I'll preface this review by stating a plain opinion: I am not a fan of the films directed by Mr. Jonathan Liebesman. One was a flaccid PG-13 wankfest (Darkness Falls) and the other was the grungy-yet-way too familiar Texas Chainsaw Massacre: The Beginning. But I respect the fact that this director stays in the horror field, because that tells me he's a fan of the genre and he's intent on making some good films. And hey, at least for me, the third time is the charm, as far as Liebesman is concerned.
The filmmaker's latest is a rough and tough psychological thriller called The Killing Room, and it's about a group of four strangers who are brought together for a paid experiment -- but they're actually in for a whole lot more anguish than they expected.
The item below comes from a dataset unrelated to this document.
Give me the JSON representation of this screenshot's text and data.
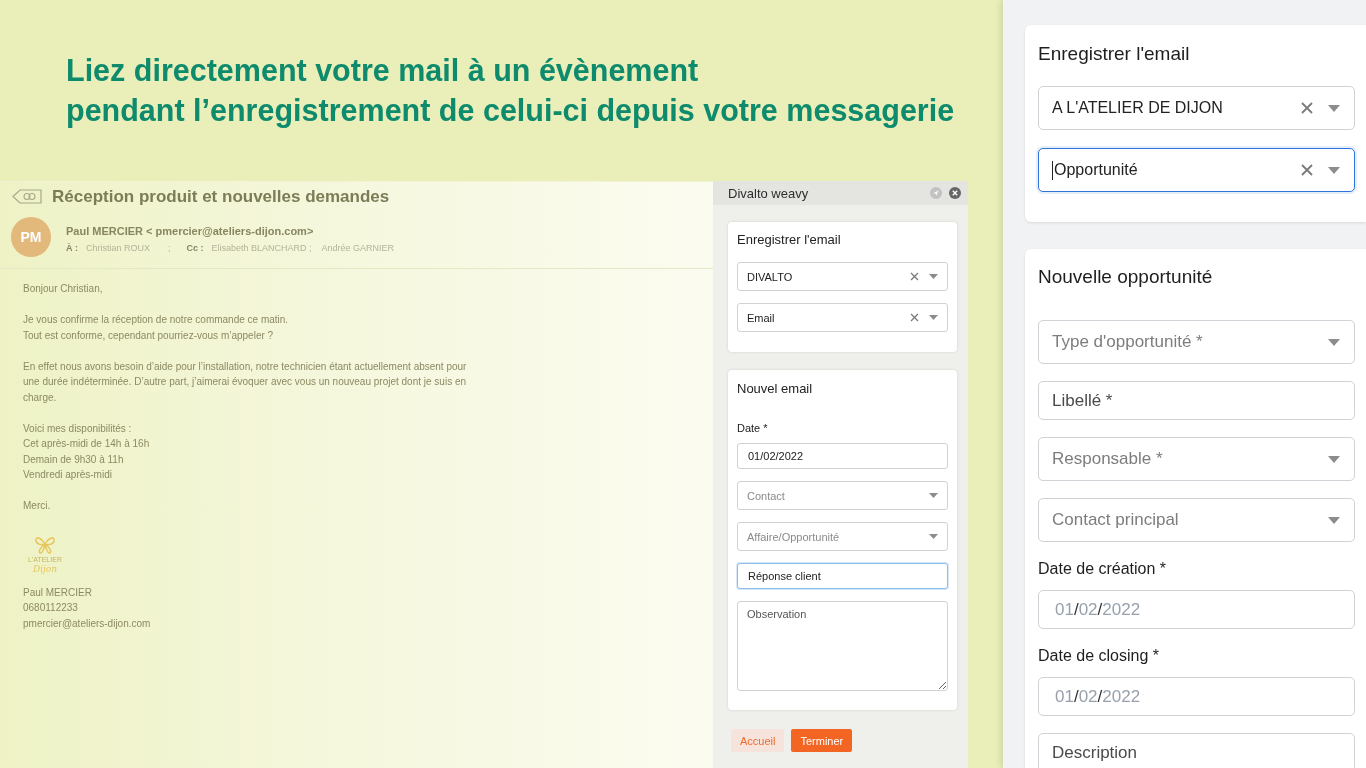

Turns out the testing is overseen by a devious scientist who works well outside the realm of government control and law enforcement. And simple morality. Basically, the goal here is to see how human lab rats react when confronted by a shocking bit of violence followed by a lengthy stint of incarceration.
The script is canny enough to keep you guessing throughout the plot's more conventional contortions, but The Killing Room earns some fair praise for actually TRYING to keep you guessing. That's not to say that the flick hinges entirely upon some big, shocking twist, but one feels a sense of gratitude when a horror-thriller even bothers with unexpected divergences or surprises that feel relatively satisfying. Plus the final zinger is actually pretty cool, albeit in a very dark and cynical way.
And even when the flick slows down (which, to be honest, it does once in a while), the good news is that Liebesman is working with a colorful ensemble that has no trouble keeping the action interesting. Timothy Hutton, Shea Whigham, Clea Duvall, and Nick Cannon are the lab rats, and the overseers are played by a villainous Peter Stormare and an unsure Chloe Sevigny. Not a weak link among the cast, if you ask me, and they do a fine job of keeping a potentially outlandish concept grounded in a reality we can actually recognize.
The film's best moments come during the opening set-up and the closing sequences, but there's certainly enough here to warrant a look. The Killing Room feels more like a surprisingly engaging cable flick / DVD rental than it does a full-bore "Friday Night Out" sort of movie, but genre fans who like a little psychological mayhem mixed in with their more traditional carnage should find something to like in this scrappy little chiller.